Oils such as olive, jojoba and avocado oil are great makeup removers. I've personally used jojoba and argan oil as moisturizers and they remain on the skin without looking too greasy. In fact, these give me a nice looking glow as if I put on makeup and spritzed a setting mist on top of it. There are plenty of sustainable face products out there too. Look for ones made of natural ingredients and come in non-plastic packaging. On top of the natural oils, I love Taylor Natural's sunscreen as daily wear for my face. It smells fantastic, made of natural ingredients and light enough to wear everyday. I've reviewed 2 natural sunscreens in the past that you can check out below.
I'm not a big fan of scents that try to mimic something sweet like caramel apple or strawberries. These give me headaches and make me nauseous. I commuted to New York City by bus and would always cringe if I ended up next to someone with heavy perfume that smelled too fruity or cologne that was too musky. Today, as I transition to zero waste, I'm opting for natural scents like lavender. It's easy to mix this with a little bit of oil and dab it on your skin. It's straightforward and doesn't contain other chemicals. Did you know? The word parfum or fragrance can mean a whole list of chemicals but because a combination of these chemicals makes a unique fragrance, companies do not have to list what parfums are made of because it's proprietary. So imagine breathing in and putting unknown chemicals on your body and on top of that those chemicals sitting in plastic bottles for long periods of time, it doesn't seem pretty. As part of the zero waste transition, think also of what you spray on. Select natural scents. Plus, as long as you shower everyday, you probably don't need to mask your natural scent anyways.
From body wash to lotions, a lot of waste and more specifically plastic is used to make us feel cleaner and better about ourselves. Similar to the Scents above, do we really want all of these chemicals sitting in plastic waiting for us to put this on our largest organ: our skin. Definitely not! As you transition, look for products that come in alternative packaging such as glass containers which allow you to see the product, won't leech plastic chemicals into the product and can be recycled a few items over. Products in cardboard packaging or even just wrapped in simple paper is good for the environment as these can be composted quite easily.
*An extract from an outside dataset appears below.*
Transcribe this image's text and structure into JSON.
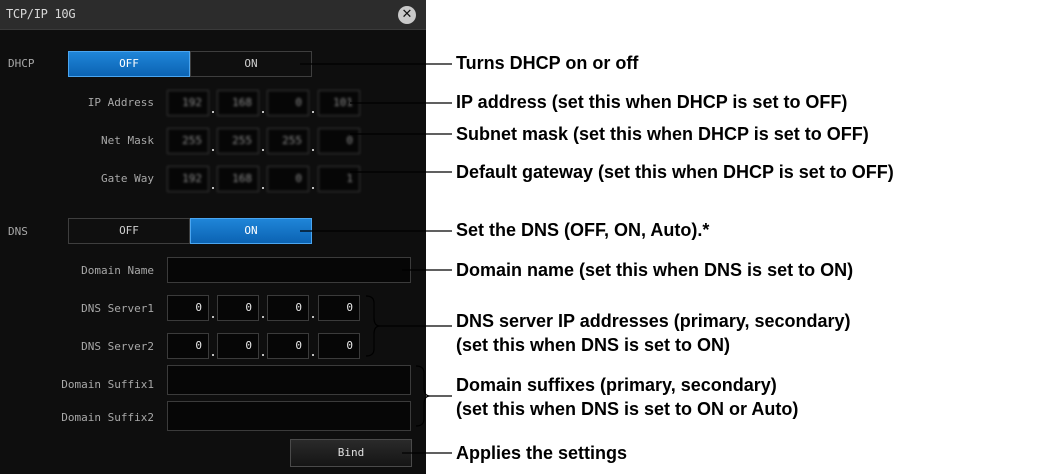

Definitely check out your local farm markets or local shops and even Etsy to find shops that sell homemade soap in paper packaging.
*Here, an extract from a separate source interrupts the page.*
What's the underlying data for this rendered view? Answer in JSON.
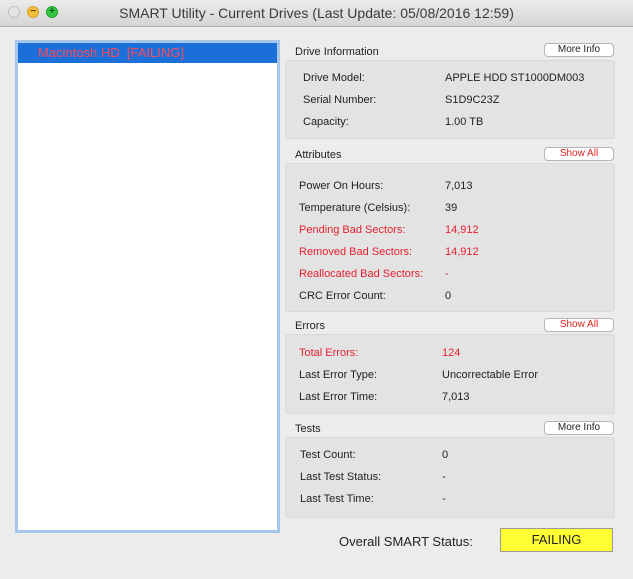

Check out one of the queens of zero waste, Lauren Singer, from Trash is for Tossers, whipping up her own shea butter body lotion. She makes it look so easy!
One of the biggest things I learned in the zero waste beauty transition process is that you do not need separate beauty products for each part of your body. We've all been marketed that you need one thing for the face, another for the body, something else for your hair, but in reality, the same products can do multiple jobs. Take shea butter for instance. It's a great moisturizer not only for your lips, your face and your entire body. A jar of good quality argan oil goes along way as a moisturizer for face, body and hair. So when you really think about it, zero waste is also about simplifying our beauty routine.
Update: I moved to using Plaine Products for my shampoo. Find the review here.